(INPUT DATA begins)

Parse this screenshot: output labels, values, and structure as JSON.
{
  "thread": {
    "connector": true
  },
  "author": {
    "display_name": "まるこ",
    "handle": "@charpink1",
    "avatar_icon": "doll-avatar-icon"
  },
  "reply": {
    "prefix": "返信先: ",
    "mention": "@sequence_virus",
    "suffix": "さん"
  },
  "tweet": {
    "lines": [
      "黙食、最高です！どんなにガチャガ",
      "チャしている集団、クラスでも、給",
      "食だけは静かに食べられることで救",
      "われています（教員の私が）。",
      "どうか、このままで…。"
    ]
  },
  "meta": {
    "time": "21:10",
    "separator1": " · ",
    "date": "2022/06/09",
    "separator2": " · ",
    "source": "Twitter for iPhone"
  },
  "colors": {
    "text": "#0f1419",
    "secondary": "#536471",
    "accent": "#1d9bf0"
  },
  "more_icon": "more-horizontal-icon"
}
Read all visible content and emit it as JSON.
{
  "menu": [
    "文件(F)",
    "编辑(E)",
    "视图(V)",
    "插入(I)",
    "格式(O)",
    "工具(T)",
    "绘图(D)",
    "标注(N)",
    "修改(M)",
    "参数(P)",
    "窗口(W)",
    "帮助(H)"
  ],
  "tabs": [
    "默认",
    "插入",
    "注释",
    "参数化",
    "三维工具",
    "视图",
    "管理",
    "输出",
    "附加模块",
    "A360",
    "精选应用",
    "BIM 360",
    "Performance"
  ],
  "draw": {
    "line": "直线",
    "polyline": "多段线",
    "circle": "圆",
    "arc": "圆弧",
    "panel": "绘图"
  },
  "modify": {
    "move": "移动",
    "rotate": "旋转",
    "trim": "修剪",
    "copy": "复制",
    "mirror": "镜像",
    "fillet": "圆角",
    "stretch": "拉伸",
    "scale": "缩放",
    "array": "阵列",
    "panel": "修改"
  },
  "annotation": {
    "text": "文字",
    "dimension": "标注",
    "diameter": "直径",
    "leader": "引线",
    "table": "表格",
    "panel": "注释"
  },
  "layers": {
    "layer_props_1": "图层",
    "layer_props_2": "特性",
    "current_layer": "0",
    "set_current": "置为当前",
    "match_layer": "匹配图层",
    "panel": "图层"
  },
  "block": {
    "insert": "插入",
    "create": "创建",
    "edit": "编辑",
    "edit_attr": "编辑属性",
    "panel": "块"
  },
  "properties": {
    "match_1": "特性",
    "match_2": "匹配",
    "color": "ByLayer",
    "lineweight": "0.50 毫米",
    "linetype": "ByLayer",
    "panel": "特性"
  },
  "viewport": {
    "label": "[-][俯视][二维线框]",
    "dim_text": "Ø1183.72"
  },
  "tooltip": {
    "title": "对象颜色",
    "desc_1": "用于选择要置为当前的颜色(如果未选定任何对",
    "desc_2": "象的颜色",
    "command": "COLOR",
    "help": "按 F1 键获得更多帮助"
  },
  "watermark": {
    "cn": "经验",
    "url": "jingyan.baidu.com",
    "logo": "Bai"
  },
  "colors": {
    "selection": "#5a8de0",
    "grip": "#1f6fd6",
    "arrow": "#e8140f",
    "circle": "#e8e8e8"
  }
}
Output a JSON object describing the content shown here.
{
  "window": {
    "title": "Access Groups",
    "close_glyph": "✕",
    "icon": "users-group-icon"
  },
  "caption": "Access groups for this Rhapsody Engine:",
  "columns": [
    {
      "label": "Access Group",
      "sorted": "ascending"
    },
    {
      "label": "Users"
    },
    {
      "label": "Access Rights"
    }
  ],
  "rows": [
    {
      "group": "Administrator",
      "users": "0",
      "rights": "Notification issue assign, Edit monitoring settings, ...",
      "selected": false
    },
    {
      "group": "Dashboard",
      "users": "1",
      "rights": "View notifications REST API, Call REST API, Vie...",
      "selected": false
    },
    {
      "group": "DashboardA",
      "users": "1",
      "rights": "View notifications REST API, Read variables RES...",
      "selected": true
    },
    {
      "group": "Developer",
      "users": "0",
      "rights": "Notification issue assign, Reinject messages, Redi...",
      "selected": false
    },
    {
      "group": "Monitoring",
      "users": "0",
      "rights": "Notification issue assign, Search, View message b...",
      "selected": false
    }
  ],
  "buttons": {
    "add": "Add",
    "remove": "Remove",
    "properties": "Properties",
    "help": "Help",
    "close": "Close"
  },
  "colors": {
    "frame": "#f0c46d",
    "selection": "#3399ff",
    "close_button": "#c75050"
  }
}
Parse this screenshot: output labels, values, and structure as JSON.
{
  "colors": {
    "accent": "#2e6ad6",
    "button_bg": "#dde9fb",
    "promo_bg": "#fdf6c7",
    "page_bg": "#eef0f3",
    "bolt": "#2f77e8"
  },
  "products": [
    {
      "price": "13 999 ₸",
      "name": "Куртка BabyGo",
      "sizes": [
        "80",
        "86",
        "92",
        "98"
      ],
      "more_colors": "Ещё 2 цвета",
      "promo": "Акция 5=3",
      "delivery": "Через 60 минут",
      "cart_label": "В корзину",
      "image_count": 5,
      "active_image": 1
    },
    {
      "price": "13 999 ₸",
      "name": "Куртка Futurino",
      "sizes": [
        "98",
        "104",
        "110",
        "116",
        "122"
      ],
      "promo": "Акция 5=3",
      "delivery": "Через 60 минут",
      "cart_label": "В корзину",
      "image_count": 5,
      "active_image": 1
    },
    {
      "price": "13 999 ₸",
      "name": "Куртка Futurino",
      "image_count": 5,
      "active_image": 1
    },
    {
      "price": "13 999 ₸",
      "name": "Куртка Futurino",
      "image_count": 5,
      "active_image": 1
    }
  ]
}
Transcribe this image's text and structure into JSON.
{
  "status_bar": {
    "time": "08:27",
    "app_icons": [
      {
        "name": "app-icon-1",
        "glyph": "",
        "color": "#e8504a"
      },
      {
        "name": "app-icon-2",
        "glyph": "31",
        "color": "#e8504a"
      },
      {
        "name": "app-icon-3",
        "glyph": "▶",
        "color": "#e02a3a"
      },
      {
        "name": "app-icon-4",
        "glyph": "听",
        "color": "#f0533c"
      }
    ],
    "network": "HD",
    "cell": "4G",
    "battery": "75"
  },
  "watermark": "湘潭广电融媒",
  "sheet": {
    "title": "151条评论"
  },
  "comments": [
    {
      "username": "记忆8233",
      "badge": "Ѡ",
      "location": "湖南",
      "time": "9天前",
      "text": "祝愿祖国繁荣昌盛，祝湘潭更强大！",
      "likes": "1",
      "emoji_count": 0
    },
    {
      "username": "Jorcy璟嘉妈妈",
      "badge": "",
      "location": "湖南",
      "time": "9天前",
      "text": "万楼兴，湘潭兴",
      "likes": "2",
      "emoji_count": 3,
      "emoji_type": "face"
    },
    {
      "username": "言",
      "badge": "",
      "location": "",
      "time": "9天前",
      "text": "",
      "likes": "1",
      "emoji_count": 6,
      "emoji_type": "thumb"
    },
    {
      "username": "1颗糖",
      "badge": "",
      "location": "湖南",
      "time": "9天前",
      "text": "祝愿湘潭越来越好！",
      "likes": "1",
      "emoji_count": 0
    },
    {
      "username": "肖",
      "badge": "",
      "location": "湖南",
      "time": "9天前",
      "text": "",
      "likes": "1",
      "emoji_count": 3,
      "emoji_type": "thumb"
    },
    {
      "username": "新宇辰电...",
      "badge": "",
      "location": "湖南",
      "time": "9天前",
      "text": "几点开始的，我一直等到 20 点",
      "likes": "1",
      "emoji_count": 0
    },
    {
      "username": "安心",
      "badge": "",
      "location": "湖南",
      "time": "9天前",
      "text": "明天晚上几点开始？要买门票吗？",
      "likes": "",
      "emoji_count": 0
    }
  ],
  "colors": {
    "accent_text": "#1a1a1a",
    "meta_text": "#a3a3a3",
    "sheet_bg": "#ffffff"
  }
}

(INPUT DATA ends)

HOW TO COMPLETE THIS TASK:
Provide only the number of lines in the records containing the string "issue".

EXPECTED ANSWER:
3